Wednesday, August 10, 2016

Media Rants: Still Photos After All These Years


Still Photos After All These Years

What medium best captures the essence of an event or even an entire movement? In a YouTube era that gives us all the chance to go “viral” with our amateur films, it’s tempting to give the nod to privately made moving images. Indeed the amateurish, grainy cell phone video in the 21st century seemingly has the power to define moments in ways that the more slickly produced establishment newspapers, television, radio, and Hollywood films never could. The fact that the YouTuber, or the live Facebooker, or some other multimedia video maker generally doesn’t seek monetary profit gives their creation a kind of authenticity and credibility no longer enjoyed by the greedy corporate media. Writing for, Daniel D’Addario argues that the disturbing Facebook live video of Diamond Reynolds narrating the police murder of her boyfriend Philando Castile in Falcon Heights, MN may “change how we experience news” and is a “defining testament of how we live now.”

But just because amateur moving images are pervasive, often powerful, and perceived as credible does not mean they best capture the essence of events or movements.
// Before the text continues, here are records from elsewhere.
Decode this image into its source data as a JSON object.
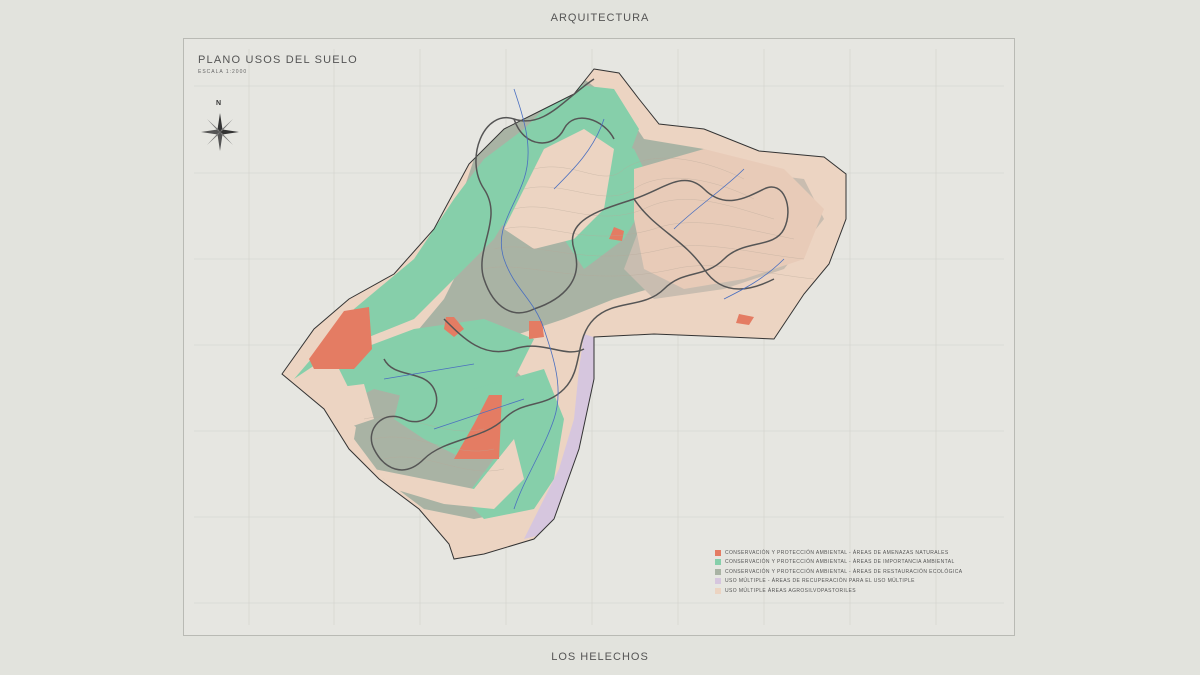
{
  "header": {
    "top_label": "ARQUITECTURA",
    "bottom_label": "LOS HELECHOS"
  },
  "map": {
    "title": "PLANO USOS DEL SUELO",
    "scale": "ESCALA 1:2000",
    "north": "N"
  },
  "legend": {
    "items": [
      {
        "label": "CONSERVACIÓN Y PROTECCIÓN AMBIENTAL - ÁREAS DE AMENAZAS NATURALES",
        "color": "#e47c63"
      },
      {
        "label": "CONSERVACIÓN Y PROTECCIÓN AMBIENTAL - ÁREAS DE IMPORTANCIA AMBIENTAL",
        "color": "#86cfaa"
      },
      {
        "label": "CONSERVACIÓN Y PROTECCIÓN AMBIENTAL - ÁREAS DE RESTAURACIÓN ECOLÓGICA",
        "color": "#a9b3a4"
      },
      {
        "label": "USO MÚLTIPLE - ÁREAS DE RECUPERACIÓN PARA EL USO MÚLTIPLE",
        "color": "#d6c6de"
      },
      {
        "label": "USO MÚLTIPLE ÁREAS AGROSILVOPASTORILES",
        "color": "#ecd4c2"
      }
    ]
  },
  "colors": {
    "background": "#e2e3dd",
    "amenazas": "#e47c63",
    "importancia": "#86cfaa",
    "restauracion": "#a9b3a4",
    "recuperacion": "#d6c6de",
    "agro": "#ecd4c2",
    "river": "#4a6fc0",
    "road": "#555555"
  }
}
That essence, I would argue, is captured more provocatively by a much older art form: the still photo. The best recent example is freelance photographer Jonathan Bachman’s photo of 35-year-old Ieshia L. Evans, a nurse and mother who calmly yet assertively confronted Baton Rouge riot police during a protest of the police killing of Alton Sterling. The photo, which is simultaneously inspiring and terrifying in its display of an unarmed African-American woman in a sun dress preparing to be arrested by officers dressed in full occupying force gear, will many years from now be seen as a profound example of how the militarization of America’s local police forces played a key role in the creation of #BlackLivesMatter and other resistance movements.

After the photo went viral, Ms. Evans issued a statement: "When the police pushed everyone off the street, I felt like they were pushing us to the side to silence our voices and diminish our presence. They were once again leveraging their strength to leave us powerless. As Africans in America we're tired of protesting that our lives matter, it's time we stop begging for justice and take a stance for our people. It's time for us to be fearless and take our power back." [Note: In virtually every online story about Ms. Evans, the comments sections features a slew of fiercely racist remarks that in their ignorance end up proving what #BlackLivesMatter and other activists have been saying about race in America.]. 

Some observers referred to the photo of Ms. Evans as “iconic,” and I would agree. Visual rhetoric scholars John Lucaites and Robert Hariman defined iconic photographs: “photographic images produced in print, electronic, or digital media that are (1) recognized by everyone within a public culture, (2) understood to be representations of historically significant events, (3) objects of strong emotional identification and response, and (4) regularly reproduced or copied across a range of media, genres, and topics.” The authors analyze a number of iconic photos including Joe Rosenthal’s raising of the flag on Iwo Jima (taken in 1945), John Filo’s1970 capture of the tragic killing of a 

student by the National Guard at Kent State, Nick Ut’s 1972 Vietnam War photo of the “napalm girl” fleeing the American assault on her village, and Jeff Widener’s 1989 Tiananmen Square photo of a 

single protester in China going up against a tank. Each one of these photos not only captured the essence of the historical moment in question, but also provoked necessary conversations about 

America’s commitment to democracy and human rights. Go to the website to see Lucaites’ and Hariman’s (and other writers’) takes on a wide range of contemporary and older photos.

The 2016 summer Olympics in Brazil reminds me of my all-time favorite iconic photo: John Dominis’ brilliant capture of USA track and field medalists Tommie Smith and John Carlos defiantly engaged in the Black Power salute at the 1968 games in Mexico City. The athletes’ action and the photograph of it occurred in the context of the Cold War in which the United States promoted itself as the land of freedom and equality in contrast to the oppressive Soviet Union. Smith and Carlos blew up the USA image, in the process getting themselves suspended from the games.

John Carlos recently reflected on his Olympic activism for Even though the aftermath was “hell” for him and his family, Carlos expresses no regrets. In fact he urges contemporary Black athletes and celebrities to be activists. Of the iconic photo he says this:

“That picture of me and Tommie on the podium is the modern-day Mona Lisa — a universal image that everyone wants to see and everyone wants to be related to in one way or another. And do you know why? Because we were standing for something. We were standing for humanity.”

If John Carlos is correct, it suggests that Ieshia Evans’ photo will be featured in books, documentaries, and other media for many years to come.

Photographer Sally Mann once said that “Photographs open doors into the past, but they also allow a look into the future.” The beauty of the iconic photo is that it provokes wide ranging conversation about the past and future. When we look at John Carlos in 1968 we can see Ieshia Evans in 2016 and vice versa. Will the photos motivate us to create a better future? Time will tell.